The report says the three most frequently reported offences motivated by hate last year were mischief to property, assault and uttering threats.

"The Jewish community was the most frequently victimized group for mischief to property occurrences and utter threat occurrences," the report reads.

Zaltzman says every time a Jewish community around the world is attacked, his community asks what is being done to ensure the same thing doesn't happen here. (Jon Castell/CBC)

Coun. Mike Colle, who represents Ward 8, Eglinton-Lawrence, asked the board to set up a task force that would include members of multiple police services to look at ways to protect places of worship.

The task force would share information, strategies and best practices and would focus on dealing with "these networks of terror," he said.

"When people worship, they should not fear of some kind of hateful attacks on their places of worship and their families," he said.

Pooling police resources to fight hate
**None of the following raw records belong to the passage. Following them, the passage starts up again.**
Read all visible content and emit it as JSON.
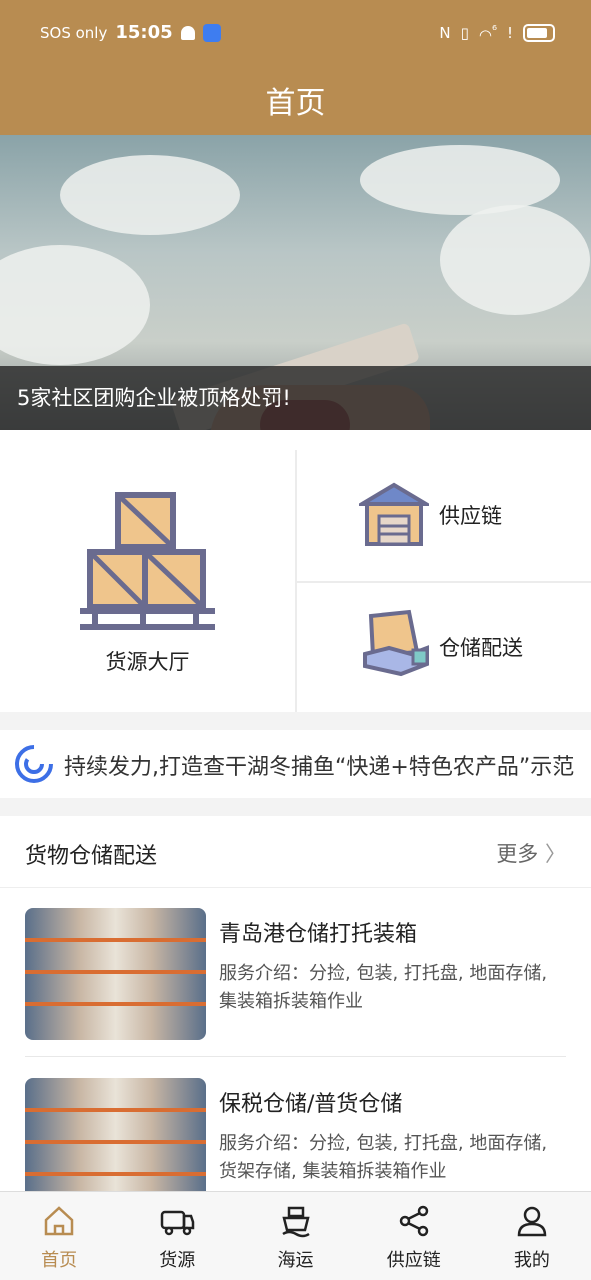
{
  "status": {
    "carrier": "SOS only",
    "time": "15:05",
    "net": "⁶"
  },
  "header": {
    "title": "首页"
  },
  "banner": {
    "caption": "5家社区团购企业被顶格处罚!"
  },
  "categories": {
    "main": {
      "label": "货源大厅",
      "icon": "boxes-pallet-icon"
    },
    "supply": {
      "label": "供应链",
      "icon": "warehouse-icon"
    },
    "delivery": {
      "label": "仓储配送",
      "icon": "hand-box-icon"
    }
  },
  "marquee": {
    "text": "持续发力,打造查干湖冬捕鱼“快递+特色农产品”示范"
  },
  "section": {
    "title": "货物仓储配送",
    "more": "更多",
    "items": [
      {
        "title": "青岛港仓储打托装箱",
        "desc": "服务介绍：分捡, 包装, 打托盘, 地面存储, 集装箱拆装箱作业"
      },
      {
        "title": "保税仓储/普货仓储",
        "desc": "服务介绍：分捡, 包装, 打托盘, 地面存储, 货架存储, 集装箱拆装箱作业"
      }
    ]
  },
  "nav": [
    {
      "label": "首页",
      "icon": "home-icon",
      "active": true
    },
    {
      "label": "货源",
      "icon": "truck-icon"
    },
    {
      "label": "海运",
      "icon": "ship-icon"
    },
    {
      "label": "供应链",
      "icon": "share-icon"
    },
    {
      "label": "我的",
      "icon": "user-icon"
    }
  ],
  "colors": {
    "brand": "#b88c51",
    "icon_stroke": "#6a6b8f",
    "box": "#efc58c"
  }
}
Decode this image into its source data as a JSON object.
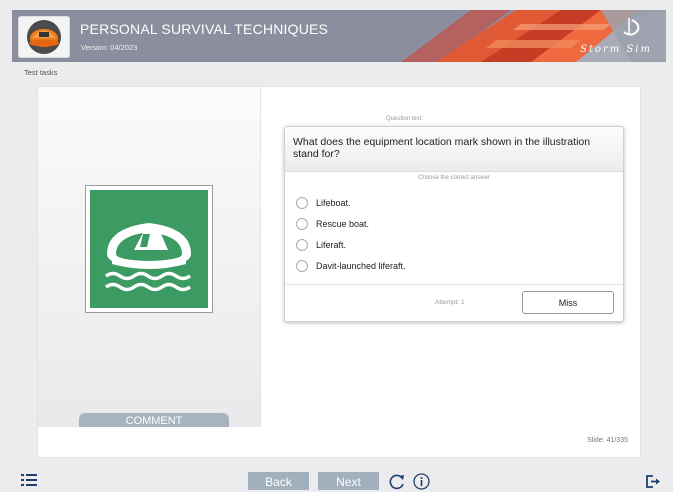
{
  "header": {
    "title": "PERSONAL SURVIVAL TECHNIQUES",
    "version": "Version: 04/2023",
    "brand": "Storm Sim",
    "logo_icon": "liferaft-logo-icon",
    "color": "#8b8e9e"
  },
  "breadcrumb": "Test tasks",
  "illustration": {
    "icon": "liferaft-location-mark-icon",
    "color": "#3c9a63"
  },
  "comment_label": "COMMENT",
  "question": {
    "label": "Question text:",
    "text": "What does the equipment location mark shown in the illustration stand for?",
    "choose_label": "Choose the correct answer",
    "options": [
      "Lifeboat.",
      "Rescue boat.",
      "Liferaft.",
      "Davit-launched liferaft."
    ],
    "attempt": "Attempt: 1",
    "miss_label": "Miss"
  },
  "slide": "Slide: 41/335",
  "footer": {
    "back_label": "Back",
    "next_label": "Next",
    "menu_icon": "list-menu-icon",
    "reload_icon": "reload-icon",
    "info_icon": "info-icon",
    "exit_icon": "exit-icon",
    "button_color": "#a1b0bc"
  }
}
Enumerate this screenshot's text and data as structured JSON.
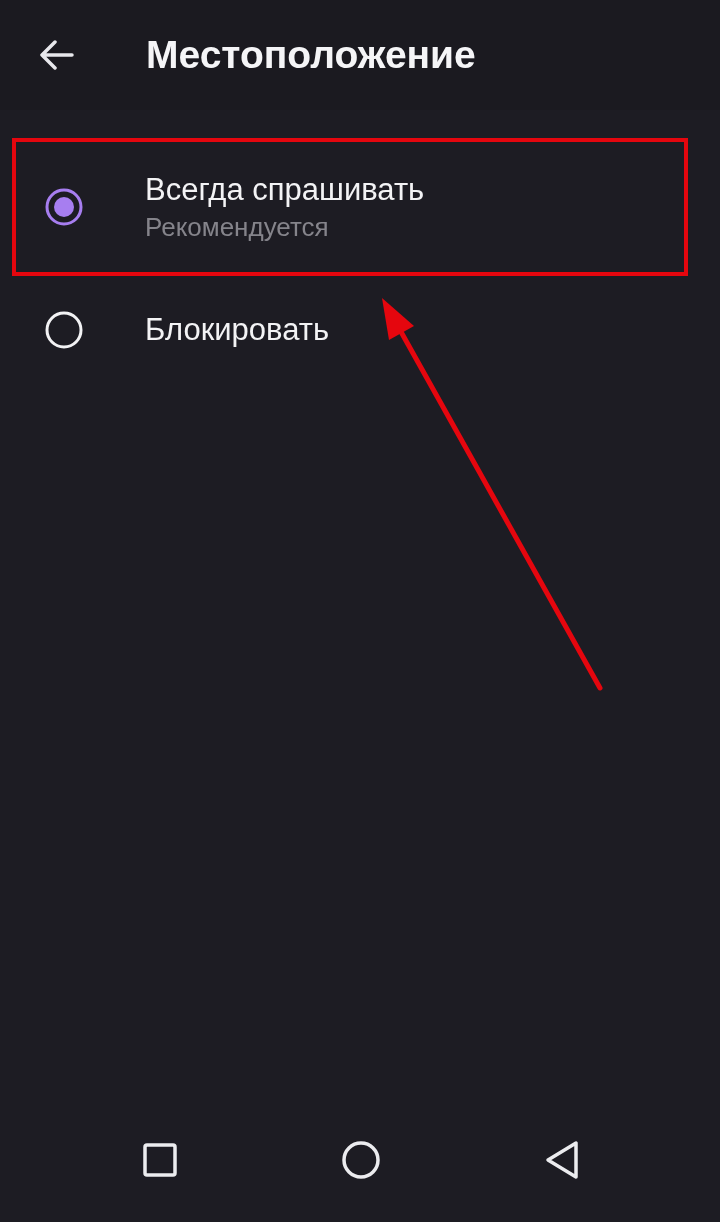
{
  "header": {
    "title": "Местоположение"
  },
  "options": [
    {
      "label": "Всегда спрашивать",
      "summary": "Рекомендуется",
      "selected": true,
      "highlighted": true
    },
    {
      "label": "Блокировать",
      "selected": false,
      "highlighted": false
    }
  ],
  "annotations": [
    {
      "kind": "arrow"
    }
  ]
}
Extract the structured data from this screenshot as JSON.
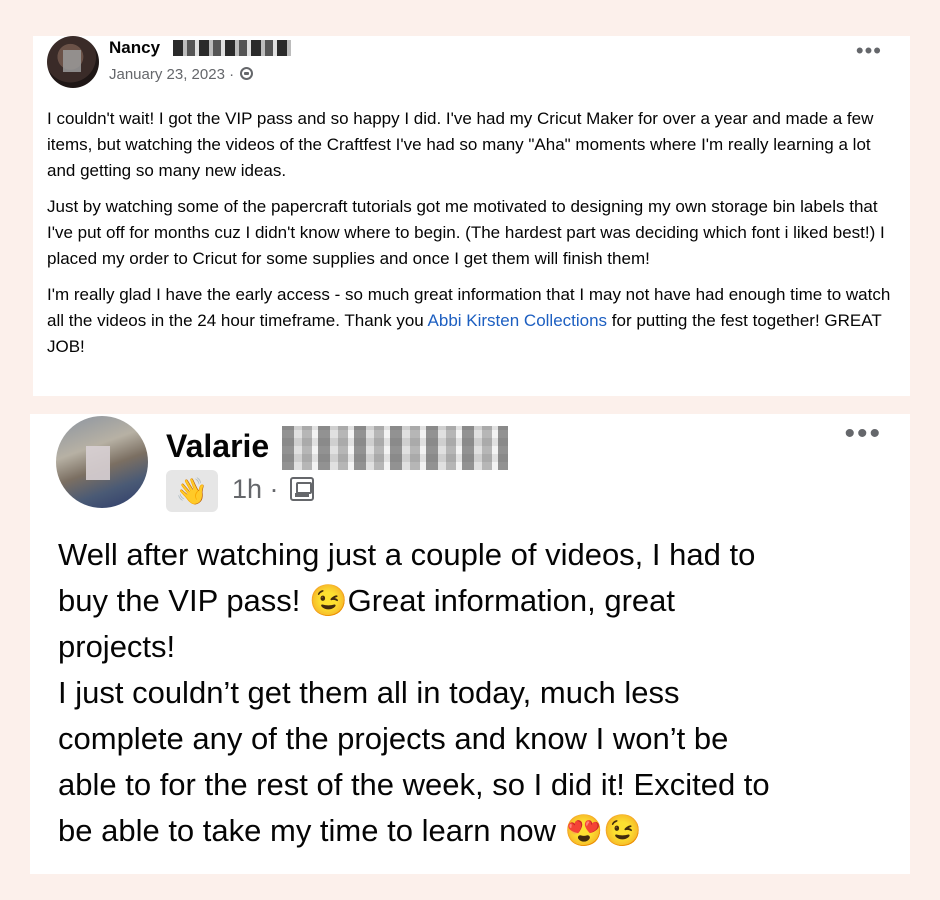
{
  "post1": {
    "author": "Nancy",
    "date": "January 23, 2023 ·",
    "privacy_icon": "globe-icon",
    "more_icon": "more-dots-icon",
    "paragraph1": "I couldn't wait!  I got the VIP pass and so happy I did.  I've had my Cricut Maker for over a year and made a few items,  but watching the videos of the Craftfest I've had so many \"Aha\" moments where I'm really learning a lot and getting so many new ideas.",
    "paragraph2": "Just by watching some of the papercraft tutorials got me motivated to designing my own storage bin labels that I've put off for months cuz I didn't know where to begin.  (The hardest part was deciding which font i liked best!)  I  placed my order to Cricut for some supplies and once I get them will finish them!",
    "paragraph3_start": "I'm really glad I have the early access -  so much great information that I may not have had enough time to watch all the videos in the 24 hour timeframe.  Thank you ",
    "paragraph3_link": "Abbi Kirsten Collections",
    "paragraph3_end": " for putting the fest together!  GREAT JOB!"
  },
  "post2": {
    "author": "Valarie",
    "badge_icon": "waving-hand-icon",
    "time": "1h ·",
    "audience_icon": "image-icon",
    "more_icon": "more-dots-icon",
    "line1": "Well after watching just a couple of videos, I had to",
    "line2": "buy the VIP pass!  😉Great information, great",
    "line3": "projects!",
    "line4": "I just couldn’t get them all in today, much less",
    "line5": "complete any of the projects and know I won’t be",
    "line6": "able to for the rest of the week, so I did it!  Excited to",
    "line7": "be able to take my time to learn now 😍😉"
  }
}
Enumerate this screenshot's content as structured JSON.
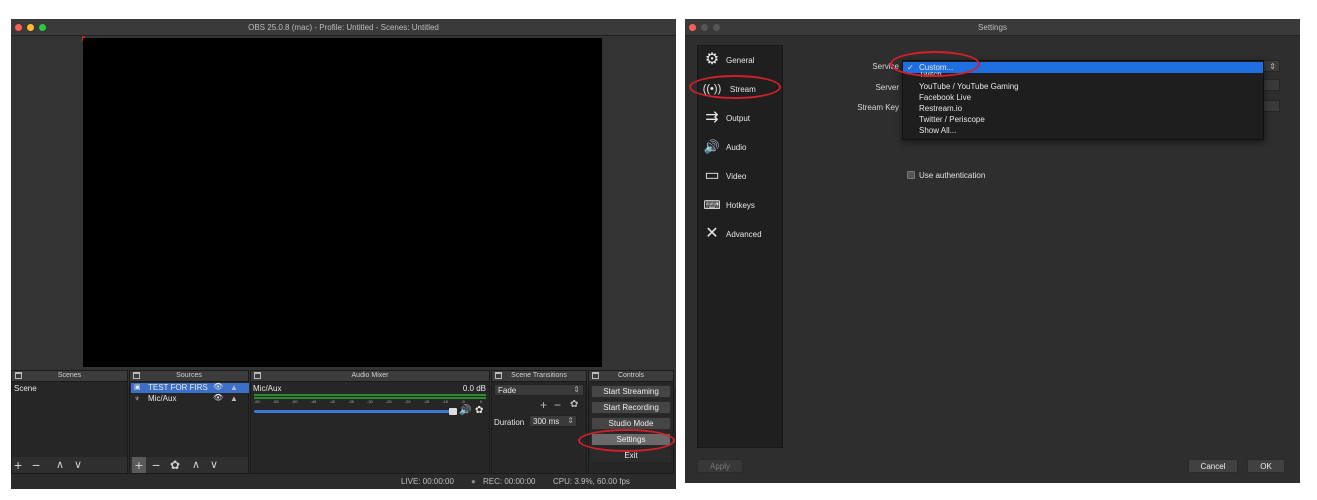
{
  "obs": {
    "title": "OBS 25.0.8 (mac) - Profile: Untitled - Scenes: Untitled",
    "docks": {
      "scenes": "Scenes",
      "sources": "Sources",
      "mixer": "Audio Mixer",
      "transitions": "Scene Transitions",
      "controls": "Controls"
    },
    "scenes_list": [
      "Scene"
    ],
    "sources_list": [
      "TEST FOR FIRS",
      "Mic/Aux"
    ],
    "mixer": {
      "channel": "Mic/Aux",
      "level": "0.0 dB",
      "scale": [
        "-60",
        "-55",
        "-50",
        "-45",
        "-40",
        "-35",
        "-30",
        "-25",
        "-20",
        "-15",
        "-10",
        "-5",
        "0"
      ]
    },
    "transitions": {
      "type": "Fade",
      "duration_label": "Duration",
      "duration_value": "300 ms"
    },
    "controls": [
      "Start Streaming",
      "Start Recording",
      "Studio Mode",
      "Settings",
      "Exit"
    ],
    "status": {
      "live": "LIVE: 00:00:00",
      "rec": "REC: 00:00:00",
      "cpu": "CPU: 3.9%, 60.00 fps"
    }
  },
  "settings": {
    "title": "Settings",
    "sidebar": [
      {
        "label": "General",
        "icon": "gear-icon"
      },
      {
        "label": "Stream",
        "icon": "antenna-icon"
      },
      {
        "label": "Output",
        "icon": "output-icon"
      },
      {
        "label": "Audio",
        "icon": "speaker-icon"
      },
      {
        "label": "Video",
        "icon": "monitor-icon"
      },
      {
        "label": "Hotkeys",
        "icon": "keyboard-icon"
      },
      {
        "label": "Advanced",
        "icon": "tools-icon"
      }
    ],
    "labels": {
      "service": "Service",
      "server": "Server",
      "stream_key": "Stream Key"
    },
    "service_options": [
      "Custom...",
      "Twitch",
      "YouTube / YouTube Gaming",
      "Facebook Live",
      "Restream.io",
      "Twitter / Periscope",
      "Show All..."
    ],
    "selected_service": "Custom...",
    "use_auth": "Use authentication",
    "buttons": {
      "apply": "Apply",
      "cancel": "Cancel",
      "ok": "OK"
    }
  },
  "colors": {
    "highlight": "#1f6fe0",
    "annotation": "#d0202a"
  }
}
Colle noted that his ward contains a large number of synagogues and Jewish education centres, and he repeatedly hears from constituents about safety.

"They are feeling very vulnerable, given what could happen," he said. "They have asked the city and they have asked me to try to find ways of ensuring that they will be protected against the tragic, hateful events happening in other jurisdictions."

The Public Safety Canada grant is being used at the Rockford Road branch to set up security cameras, place security film on windows and install an intercom system. (Jon Castell/CBC)

In response, Toronto Police Chief Mark Saunders told the board that police already pool resources with other forces when it comes to investigating hate crimes. 

"We do share intelligence, we do share strategies, we do continuously look for best practices and we do provide resources," Saunders said.

But he said more could be done. "There certainly is an opportunity to have a public-private sector piece where we can have that best learned practices that we can impart on others," he added.

The board passed a motion to have the police chief report back to the city's executive committee on the issue.

With files from Muriel Draaisma and Lorenda Reddekopp